- _TASK TO COMPLETE_:
With pictures omitted, restate the data word for word.

START AVAILABLE DATA

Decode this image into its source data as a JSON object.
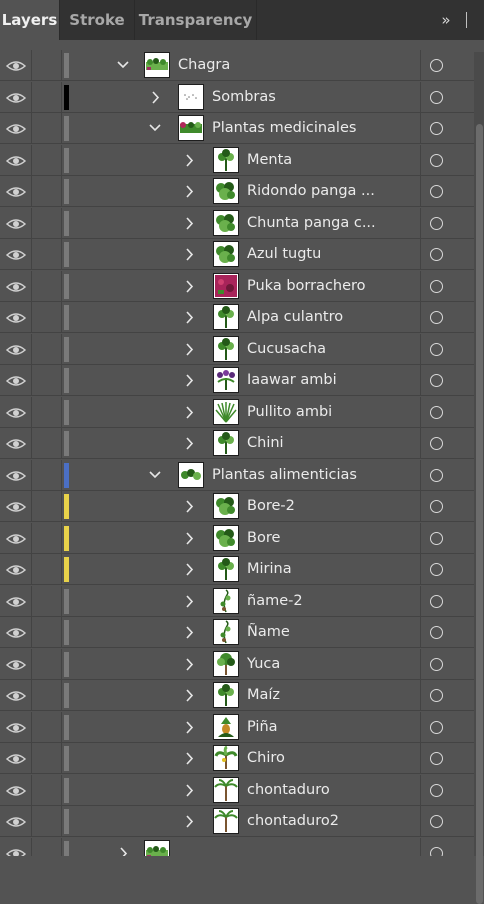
{
  "tabs": [
    {
      "label": "Layers",
      "active": true
    },
    {
      "label": "Stroke",
      "active": false
    },
    {
      "label": "Transparency",
      "active": false
    }
  ],
  "panel_more": "»",
  "colors": {
    "yellow": "#e8d24a",
    "blue": "#4b6fc4",
    "gray": "#7a7a7a",
    "black": "#000000"
  },
  "rows": [
    {
      "name": "Chagra",
      "level": 0,
      "expanded": true,
      "color": "#7a7a7a",
      "thumb": "chagra"
    },
    {
      "name": "Sombras",
      "level": 1,
      "expanded": false,
      "color": "#000000",
      "thumb": "sombras"
    },
    {
      "name": "Plantas medicinales",
      "level": 1,
      "expanded": true,
      "color": "#7a7a7a",
      "thumb": "group-red"
    },
    {
      "name": "Menta",
      "level": 2,
      "expanded": false,
      "color": "#7a7a7a",
      "thumb": "plant"
    },
    {
      "name": "Ridondo panga ...",
      "level": 2,
      "expanded": false,
      "color": "#7a7a7a",
      "thumb": "bush"
    },
    {
      "name": "Chunta panga c...",
      "level": 2,
      "expanded": false,
      "color": "#7a7a7a",
      "thumb": "bush"
    },
    {
      "name": "Azul tugtu",
      "level": 2,
      "expanded": false,
      "color": "#7a7a7a",
      "thumb": "bush"
    },
    {
      "name": "Puka borrachero",
      "level": 2,
      "expanded": false,
      "color": "#7a7a7a",
      "thumb": "red"
    },
    {
      "name": "Alpa culantro",
      "level": 2,
      "expanded": false,
      "color": "#7a7a7a",
      "thumb": "plant"
    },
    {
      "name": "Cucusacha",
      "level": 2,
      "expanded": false,
      "color": "#7a7a7a",
      "thumb": "plant"
    },
    {
      "name": "Iaawar ambi",
      "level": 2,
      "expanded": false,
      "color": "#7a7a7a",
      "thumb": "purple"
    },
    {
      "name": "Pullito ambi",
      "level": 2,
      "expanded": false,
      "color": "#7a7a7a",
      "thumb": "grass"
    },
    {
      "name": "Chini",
      "level": 2,
      "expanded": false,
      "color": "#7a7a7a",
      "thumb": "plant"
    },
    {
      "name": "Plantas alimenticias",
      "level": 1,
      "expanded": true,
      "color": "#4b6fc4",
      "thumb": "group-green"
    },
    {
      "name": "Bore-2",
      "level": 2,
      "expanded": false,
      "color": "#e8d24a",
      "thumb": "bush"
    },
    {
      "name": "Bore",
      "level": 2,
      "expanded": false,
      "color": "#e8d24a",
      "thumb": "bush"
    },
    {
      "name": "Mirina",
      "level": 2,
      "expanded": false,
      "color": "#e8d24a",
      "thumb": "plant"
    },
    {
      "name": "ñame-2",
      "level": 2,
      "expanded": false,
      "color": "#7a7a7a",
      "thumb": "vine"
    },
    {
      "name": "Ñame",
      "level": 2,
      "expanded": false,
      "color": "#7a7a7a",
      "thumb": "vine"
    },
    {
      "name": "Yuca",
      "level": 2,
      "expanded": false,
      "color": "#7a7a7a",
      "thumb": "tree"
    },
    {
      "name": "Maíz",
      "level": 2,
      "expanded": false,
      "color": "#7a7a7a",
      "thumb": "plant"
    },
    {
      "name": "Piña",
      "level": 2,
      "expanded": false,
      "color": "#7a7a7a",
      "thumb": "pine"
    },
    {
      "name": "Chiro",
      "level": 2,
      "expanded": false,
      "color": "#7a7a7a",
      "thumb": "banana"
    },
    {
      "name": "chontaduro",
      "level": 2,
      "expanded": false,
      "color": "#7a7a7a",
      "thumb": "palm"
    },
    {
      "name": "chontaduro2",
      "level": 2,
      "expanded": false,
      "color": "#7a7a7a",
      "thumb": "palm"
    },
    {
      "name": "",
      "level": 0,
      "expanded": false,
      "color": "#7a7a7a",
      "thumb": "chagra"
    }
  ]
}
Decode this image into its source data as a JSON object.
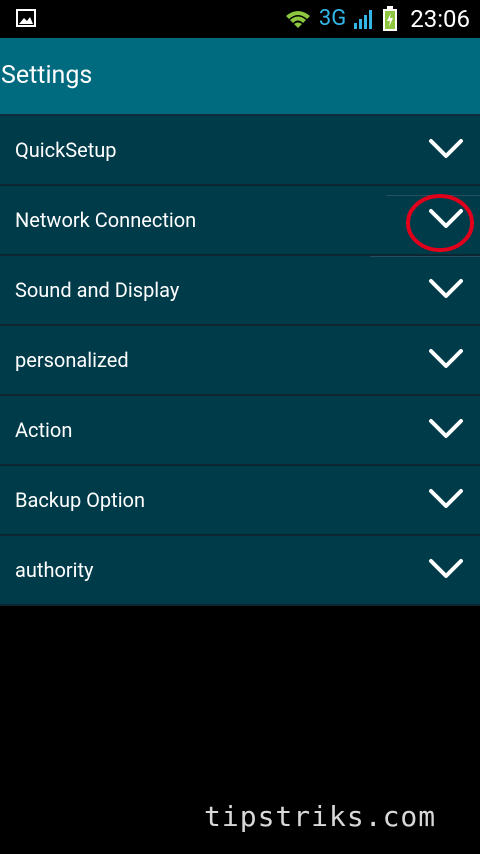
{
  "status_bar": {
    "network_type": "3G",
    "time": "23:06",
    "left_icon": "image-notification-icon",
    "wifi_icon": "wifi-icon",
    "signal_icon": "signal-icon",
    "battery_icon": "battery-charging-icon",
    "net_color": "#33b5e5"
  },
  "action_bar": {
    "title": "Settings",
    "color": "#006a7e"
  },
  "menu": {
    "items": [
      {
        "label": "QuickSetup"
      },
      {
        "label": "Network Connection"
      },
      {
        "label": "Sound and Display"
      },
      {
        "label": "personalized"
      },
      {
        "label": "Action"
      },
      {
        "label": "Backup Option"
      },
      {
        "label": "authority"
      }
    ],
    "item_background": "#003b4a",
    "chevron_icon": "chevron-down-icon"
  },
  "annotation": {
    "highlight_color": "#e0001b"
  },
  "watermark": {
    "text": "tipstriks.com"
  }
}
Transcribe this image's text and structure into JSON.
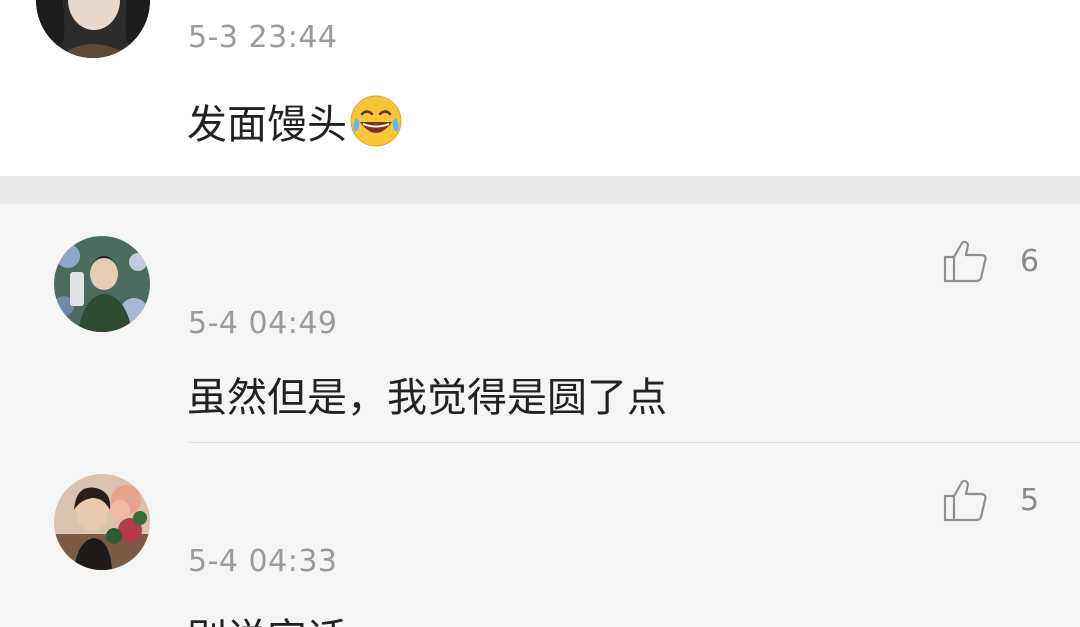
{
  "main_comment": {
    "timestamp": "5-3 23:44",
    "text": "发面馒头",
    "emoji_icon": "laughing-tears-emoji"
  },
  "replies": [
    {
      "timestamp": "5-4 04:49",
      "text": "虽然但是，我觉得是圆了点",
      "likes": "6",
      "like_icon": "thumbs-up-icon"
    },
    {
      "timestamp": "5-4 04:33",
      "text": "别说实话",
      "likes": "5",
      "like_icon": "thumbs-up-icon"
    }
  ],
  "colors": {
    "background_top": "#ffffff",
    "background_replies": "#f5f5f5",
    "divider": "#e9e9e9",
    "timestamp": "#9b9b9b",
    "text": "#222222"
  }
}
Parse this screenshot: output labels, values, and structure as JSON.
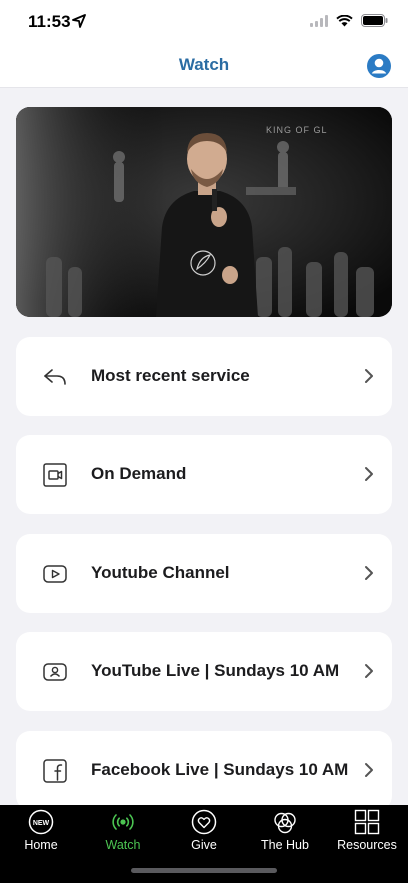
{
  "status": {
    "time": "11:53"
  },
  "header": {
    "title": "Watch"
  },
  "hero": {
    "banner_text": "KING OF GL"
  },
  "menu": [
    {
      "label": "Most recent service",
      "icon": "reply-arrow-icon"
    },
    {
      "label": "On Demand",
      "icon": "video-camera-icon"
    },
    {
      "label": "Youtube Channel",
      "icon": "youtube-play-icon"
    },
    {
      "label": "YouTube Live | Sundays 10 AM",
      "icon": "profile-card-icon"
    },
    {
      "label": "Facebook Live | Sundays 10 AM",
      "icon": "facebook-icon"
    }
  ],
  "tabs": [
    {
      "label": "Home",
      "icon": "new-badge-icon",
      "badge": "NEW"
    },
    {
      "label": "Watch",
      "icon": "broadcast-icon",
      "active": true
    },
    {
      "label": "Give",
      "icon": "heart-icon"
    },
    {
      "label": "The Hub",
      "icon": "circles-icon"
    },
    {
      "label": "Resources",
      "icon": "grid-icon"
    }
  ],
  "colors": {
    "accent_blue": "#2b6ca3",
    "active_tab": "#4cc552",
    "tabbar_bg": "#000000",
    "page_bg": "#f2f2f6"
  }
}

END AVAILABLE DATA

- _WRITTEN SOLUTION_:
Decode this image into its source data as a JSON object.
{
  "tabs": [
    {
      "label": "Layers",
      "active": true
    },
    {
      "label": "Stroke",
      "active": false
    },
    {
      "label": "Transparency",
      "active": false
    }
  ],
  "panel_more": "»",
  "colors": {
    "yellow": "#e8d24a",
    "blue": "#4b6fc4",
    "gray": "#7a7a7a",
    "black": "#000000"
  },
  "rows": [
    {
      "name": "Chagra",
      "level": 0,
      "expanded": true,
      "color": "#7a7a7a",
      "thumb": "chagra"
    },
    {
      "name": "Sombras",
      "level": 1,
      "expanded": false,
      "color": "#000000",
      "thumb": "sombras"
    },
    {
      "name": "Plantas medicinales",
      "level": 1,
      "expanded": true,
      "color": "#7a7a7a",
      "thumb": "group-red"
    },
    {
      "name": "Menta",
      "level": 2,
      "expanded": false,
      "color": "#7a7a7a",
      "thumb": "plant"
    },
    {
      "name": "Ridondo panga ...",
      "level": 2,
      "expanded": false,
      "color": "#7a7a7a",
      "thumb": "bush"
    },
    {
      "name": "Chunta panga c...",
      "level": 2,
      "expanded": false,
      "color": "#7a7a7a",
      "thumb": "bush"
    },
    {
      "name": "Azul tugtu",
      "level": 2,
      "expanded": false,
      "color": "#7a7a7a",
      "thumb": "bush"
    },
    {
      "name": "Puka borrachero",
      "level": 2,
      "expanded": false,
      "color": "#7a7a7a",
      "thumb": "red"
    },
    {
      "name": "Alpa culantro",
      "level": 2,
      "expanded": false,
      "color": "#7a7a7a",
      "thumb": "plant"
    },
    {
      "name": "Cucusacha",
      "level": 2,
      "expanded": false,
      "color": "#7a7a7a",
      "thumb": "plant"
    },
    {
      "name": "Iaawar ambi",
      "level": 2,
      "expanded": false,
      "color": "#7a7a7a",
      "thumb": "purple"
    },
    {
      "name": "Pullito ambi",
      "level": 2,
      "expanded": false,
      "color": "#7a7a7a",
      "thumb": "grass"
    },
    {
      "name": "Chini",
      "level": 2,
      "expanded": false,
      "color": "#7a7a7a",
      "thumb": "plant"
    },
    {
      "name": "Plantas alimenticias",
      "level": 1,
      "expanded": true,
      "color": "#4b6fc4",
      "thumb": "group-green"
    },
    {
      "name": "Bore-2",
      "level": 2,
      "expanded": false,
      "color": "#e8d24a",
      "thumb": "bush"
    },
    {
      "name": "Bore",
      "level": 2,
      "expanded": false,
      "color": "#e8d24a",
      "thumb": "bush"
    },
    {
      "name": "Mirina",
      "level": 2,
      "expanded": false,
      "color": "#e8d24a",
      "thumb": "plant"
    },
    {
      "name": "ñame-2",
      "level": 2,
      "expanded": false,
      "color": "#7a7a7a",
      "thumb": "vine"
    },
    {
      "name": "Ñame",
      "level": 2,
      "expanded": false,
      "color": "#7a7a7a",
      "thumb": "vine"
    },
    {
      "name": "Yuca",
      "level": 2,
      "expanded": false,
      "color": "#7a7a7a",
      "thumb": "tree"
    },
    {
      "name": "Maíz",
      "level": 2,
      "expanded": false,
      "color": "#7a7a7a",
      "thumb": "plant"
    },
    {
      "name": "Piña",
      "level": 2,
      "expanded": false,
      "color": "#7a7a7a",
      "thumb": "pine"
    },
    {
      "name": "Chiro",
      "level": 2,
      "expanded": false,
      "color": "#7a7a7a",
      "thumb": "banana"
    },
    {
      "name": "chontaduro",
      "level": 2,
      "expanded": false,
      "color": "#7a7a7a",
      "thumb": "palm"
    },
    {
      "name": "chontaduro2",
      "level": 2,
      "expanded": false,
      "color": "#7a7a7a",
      "thumb": "palm"
    },
    {
      "name": "",
      "level": 0,
      "expanded": false,
      "color": "#7a7a7a",
      "thumb": "chagra"
    }
  ]
}
Decode this image into its source data as a JSON object.
{
  "status_bar": {
    "network_type": "3G",
    "time": "23:06",
    "left_icon": "image-notification-icon",
    "wifi_icon": "wifi-icon",
    "signal_icon": "signal-icon",
    "battery_icon": "battery-charging-icon",
    "net_color": "#33b5e5"
  },
  "action_bar": {
    "title": "Settings",
    "color": "#006a7e"
  },
  "menu": {
    "items": [
      {
        "label": "QuickSetup"
      },
      {
        "label": "Network Connection"
      },
      {
        "label": "Sound and Display"
      },
      {
        "label": "personalized"
      },
      {
        "label": "Action"
      },
      {
        "label": "Backup Option"
      },
      {
        "label": "authority"
      }
    ],
    "item_background": "#003b4a",
    "chevron_icon": "chevron-down-icon"
  },
  "annotation": {
    "highlight_color": "#e0001b"
  },
  "watermark": {
    "text": "tipstriks.com"
  }
}
Transcribe this image's text and structure into JSON.
{
  "main_comment": {
    "timestamp": "5-3 23:44",
    "text": "发面馒头",
    "emoji_icon": "laughing-tears-emoji"
  },
  "replies": [
    {
      "timestamp": "5-4 04:49",
      "text": "虽然但是，我觉得是圆了点",
      "likes": "6",
      "like_icon": "thumbs-up-icon"
    },
    {
      "timestamp": "5-4 04:33",
      "text": "别说实话",
      "likes": "5",
      "like_icon": "thumbs-up-icon"
    }
  ],
  "colors": {
    "background_top": "#ffffff",
    "background_replies": "#f5f5f5",
    "divider": "#e9e9e9",
    "timestamp": "#9b9b9b",
    "text": "#222222"
  }
}
Parse this screenshot: output labels, values, and structure as JSON.
{
  "status": {
    "time": "11:53"
  },
  "header": {
    "title": "Watch"
  },
  "hero": {
    "banner_text": "KING OF GL"
  },
  "menu": [
    {
      "label": "Most recent service",
      "icon": "reply-arrow-icon"
    },
    {
      "label": "On Demand",
      "icon": "video-camera-icon"
    },
    {
      "label": "Youtube Channel",
      "icon": "youtube-play-icon"
    },
    {
      "label": "YouTube Live | Sundays 10 AM",
      "icon": "profile-card-icon"
    },
    {
      "label": "Facebook Live | Sundays 10 AM",
      "icon": "facebook-icon"
    }
  ],
  "tabs": [
    {
      "label": "Home",
      "icon": "new-badge-icon",
      "badge": "NEW"
    },
    {
      "label": "Watch",
      "icon": "broadcast-icon",
      "active": true
    },
    {
      "label": "Give",
      "icon": "heart-icon"
    },
    {
      "label": "The Hub",
      "icon": "circles-icon"
    },
    {
      "label": "Resources",
      "icon": "grid-icon"
    }
  ],
  "colors": {
    "accent_blue": "#2b6ca3",
    "active_tab": "#4cc552",
    "tabbar_bg": "#000000",
    "page_bg": "#f2f2f6"
  }
}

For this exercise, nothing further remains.